The differential findings by gender and depression risk illustrate the complexity of engaging in healthy behaviors. Those at risk may be more likely to isolate and harder to reach. This underscores the need for employers to be intentional and create a culture that supports health and optimizes uptake of wellbeing offerings, including the following recommendations.  

Five Strategies for Creating a Supportive Culture 

  • Get people moving – For sedentary jobs whether on-site or remote, make physical activity accessible by encouraging walking meetings, movement breaks, or mini-exercise breaks between meetings. 
  • Provide emotional support – Offer emotional wellbeing resources that address a continuum of severity and across multiple modes, ranging from those that are self-directed to those that are more interactive, like coaching. People engage in different ways and have different needs of emotional wellbeing support.  
  • Get the word out – At many companies, people are not aware of available resources. Promote wellbeing offerings through multiple channels, like email, app notifications, company town halls and other meetings, and the intranet homepage. Use Manager Toolkits and “one-sheeter summaries” of wellbeing offerings to equip people managers to support their teams. Be sure to emphasize confidentiality. 
  • Promote Employee Resource Groups (ERGs) – People are a wealth of information for each other. Creating communities around common interests facilitates information sharing, social support, and can bolster emotional wellbeing, contributing both to individual encouragement and stronger company culture. 
  • Collect & evaluate the data – Most companies collect health assessment data including emotional wellbeing and physical activity. Data on supportiveness of the culture is also valuable. Integrated and segmented data, modeled in the research above, provides valuable insights for future strategies than looking at data in silos – or not at all.  

Contextualizing Insights to Drive Organizational Success 

Promoting mental health in the workplace is essential, and employers must not overlook it. It’s important to recognize the connection between the mind and body and to create a sustainable work environment that encourages physical activities, emotional support, and provides the necessary resources for employees to succeed. When employees are thriving, their business thrives as well – making it a virtuous circle. 

Don’t miss the on-demand replay of Culture Check: Getting a Pulse on Your Culture. In this webinar, experts from DTE Energy and Virgin Pulse share valuable strategies to forge organizational alignment. The discussion focuses on transforming workplace cultures, reducing employee stress, and seamlessly integrating culture and business objectives.  

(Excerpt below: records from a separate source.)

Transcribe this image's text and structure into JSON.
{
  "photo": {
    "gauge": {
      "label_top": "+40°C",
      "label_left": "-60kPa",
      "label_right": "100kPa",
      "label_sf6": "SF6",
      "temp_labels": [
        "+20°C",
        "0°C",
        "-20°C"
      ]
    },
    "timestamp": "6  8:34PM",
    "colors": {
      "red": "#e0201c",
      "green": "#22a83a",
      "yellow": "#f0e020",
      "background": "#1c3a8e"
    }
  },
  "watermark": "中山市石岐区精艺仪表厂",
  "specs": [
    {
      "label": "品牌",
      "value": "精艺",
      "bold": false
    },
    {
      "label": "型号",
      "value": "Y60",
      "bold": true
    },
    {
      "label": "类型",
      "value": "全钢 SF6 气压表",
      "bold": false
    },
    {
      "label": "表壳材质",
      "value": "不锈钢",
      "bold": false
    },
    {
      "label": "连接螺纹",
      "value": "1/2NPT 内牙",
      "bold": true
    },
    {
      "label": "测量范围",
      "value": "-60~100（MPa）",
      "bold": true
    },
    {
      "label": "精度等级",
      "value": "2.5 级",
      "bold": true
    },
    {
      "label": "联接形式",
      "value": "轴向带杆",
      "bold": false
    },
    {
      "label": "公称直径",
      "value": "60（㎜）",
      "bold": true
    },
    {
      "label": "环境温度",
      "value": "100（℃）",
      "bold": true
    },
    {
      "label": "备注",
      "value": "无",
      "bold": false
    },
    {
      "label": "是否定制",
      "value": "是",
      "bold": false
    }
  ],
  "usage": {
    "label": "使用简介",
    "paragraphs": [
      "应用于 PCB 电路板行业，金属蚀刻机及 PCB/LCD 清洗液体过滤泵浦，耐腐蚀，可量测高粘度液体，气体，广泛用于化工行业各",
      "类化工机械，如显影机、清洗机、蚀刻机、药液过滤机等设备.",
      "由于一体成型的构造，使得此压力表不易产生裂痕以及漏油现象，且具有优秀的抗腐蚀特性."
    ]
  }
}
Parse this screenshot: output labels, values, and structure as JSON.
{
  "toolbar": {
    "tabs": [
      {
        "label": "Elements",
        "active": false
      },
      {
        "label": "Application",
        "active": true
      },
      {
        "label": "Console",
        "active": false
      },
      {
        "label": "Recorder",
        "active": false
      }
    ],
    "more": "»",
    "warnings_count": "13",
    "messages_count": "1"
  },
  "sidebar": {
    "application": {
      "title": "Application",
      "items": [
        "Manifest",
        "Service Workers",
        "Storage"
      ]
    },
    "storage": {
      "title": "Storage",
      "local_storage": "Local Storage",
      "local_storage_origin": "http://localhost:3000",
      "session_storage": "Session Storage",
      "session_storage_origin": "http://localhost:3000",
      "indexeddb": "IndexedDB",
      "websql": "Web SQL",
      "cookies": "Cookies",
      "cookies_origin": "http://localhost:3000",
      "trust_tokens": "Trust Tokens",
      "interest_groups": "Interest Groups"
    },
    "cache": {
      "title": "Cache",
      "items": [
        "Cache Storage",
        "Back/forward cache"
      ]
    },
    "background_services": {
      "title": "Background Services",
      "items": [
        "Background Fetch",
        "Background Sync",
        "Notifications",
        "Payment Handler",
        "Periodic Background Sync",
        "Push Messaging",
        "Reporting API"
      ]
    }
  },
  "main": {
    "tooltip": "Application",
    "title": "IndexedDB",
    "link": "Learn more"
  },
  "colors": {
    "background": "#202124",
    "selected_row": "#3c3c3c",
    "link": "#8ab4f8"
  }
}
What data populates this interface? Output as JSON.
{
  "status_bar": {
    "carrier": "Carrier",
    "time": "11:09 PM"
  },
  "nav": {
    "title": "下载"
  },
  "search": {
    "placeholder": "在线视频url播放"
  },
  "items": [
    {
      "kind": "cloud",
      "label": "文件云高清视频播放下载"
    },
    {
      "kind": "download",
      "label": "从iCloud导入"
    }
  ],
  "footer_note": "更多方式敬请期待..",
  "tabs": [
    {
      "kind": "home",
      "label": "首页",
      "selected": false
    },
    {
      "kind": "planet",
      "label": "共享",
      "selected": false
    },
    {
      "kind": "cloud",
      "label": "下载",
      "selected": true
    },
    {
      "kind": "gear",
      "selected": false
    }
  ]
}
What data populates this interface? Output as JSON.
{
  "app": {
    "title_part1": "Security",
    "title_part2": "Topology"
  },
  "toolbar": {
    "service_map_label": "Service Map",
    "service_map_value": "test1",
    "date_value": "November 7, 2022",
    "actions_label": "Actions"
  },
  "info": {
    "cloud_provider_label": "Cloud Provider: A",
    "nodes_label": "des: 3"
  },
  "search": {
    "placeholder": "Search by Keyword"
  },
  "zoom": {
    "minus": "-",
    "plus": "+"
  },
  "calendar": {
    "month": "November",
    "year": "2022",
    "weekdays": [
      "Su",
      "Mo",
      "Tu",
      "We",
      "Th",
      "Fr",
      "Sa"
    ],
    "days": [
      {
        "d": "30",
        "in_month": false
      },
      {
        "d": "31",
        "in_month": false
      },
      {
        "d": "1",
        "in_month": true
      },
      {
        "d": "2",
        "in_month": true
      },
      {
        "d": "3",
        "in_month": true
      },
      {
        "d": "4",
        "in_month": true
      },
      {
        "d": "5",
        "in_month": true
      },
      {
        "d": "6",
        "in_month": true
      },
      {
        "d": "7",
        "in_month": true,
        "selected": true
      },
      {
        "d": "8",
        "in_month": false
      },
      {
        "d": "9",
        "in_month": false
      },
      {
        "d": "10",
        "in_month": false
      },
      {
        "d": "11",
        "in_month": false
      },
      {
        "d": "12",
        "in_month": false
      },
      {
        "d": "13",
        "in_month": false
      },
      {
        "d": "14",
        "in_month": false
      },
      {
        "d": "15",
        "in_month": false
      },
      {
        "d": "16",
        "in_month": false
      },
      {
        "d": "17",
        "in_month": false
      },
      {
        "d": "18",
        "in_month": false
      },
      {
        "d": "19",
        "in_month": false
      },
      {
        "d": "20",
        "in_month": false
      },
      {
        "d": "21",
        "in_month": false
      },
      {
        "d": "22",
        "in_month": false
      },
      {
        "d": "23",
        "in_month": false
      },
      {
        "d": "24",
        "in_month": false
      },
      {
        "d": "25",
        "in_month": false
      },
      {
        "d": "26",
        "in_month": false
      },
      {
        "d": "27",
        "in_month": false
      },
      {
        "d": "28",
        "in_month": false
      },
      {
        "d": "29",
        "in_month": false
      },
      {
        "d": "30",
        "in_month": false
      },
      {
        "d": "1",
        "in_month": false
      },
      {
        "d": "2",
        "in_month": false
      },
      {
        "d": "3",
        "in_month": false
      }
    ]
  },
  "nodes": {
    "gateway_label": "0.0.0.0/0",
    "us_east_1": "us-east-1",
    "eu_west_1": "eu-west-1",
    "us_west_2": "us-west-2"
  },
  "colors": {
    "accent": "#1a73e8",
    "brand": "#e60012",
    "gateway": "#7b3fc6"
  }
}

In addition, the Mental Health in the Workplace guide has a wealth of strategies designed to cultivate a healthy work environment. By leveraging these insights, companies can adapt their benefits to modern challenges and weave them into their corporate culture to optimize employee engagement and ensure cost-effectiveness in their initiatives.   

Jeff Jacques, MD is chief medical officer at Virgin Pulse, and Mary Marzec, PhD, is a senior scientist. Both are members of the Virgin Pulse Science Advisory Board.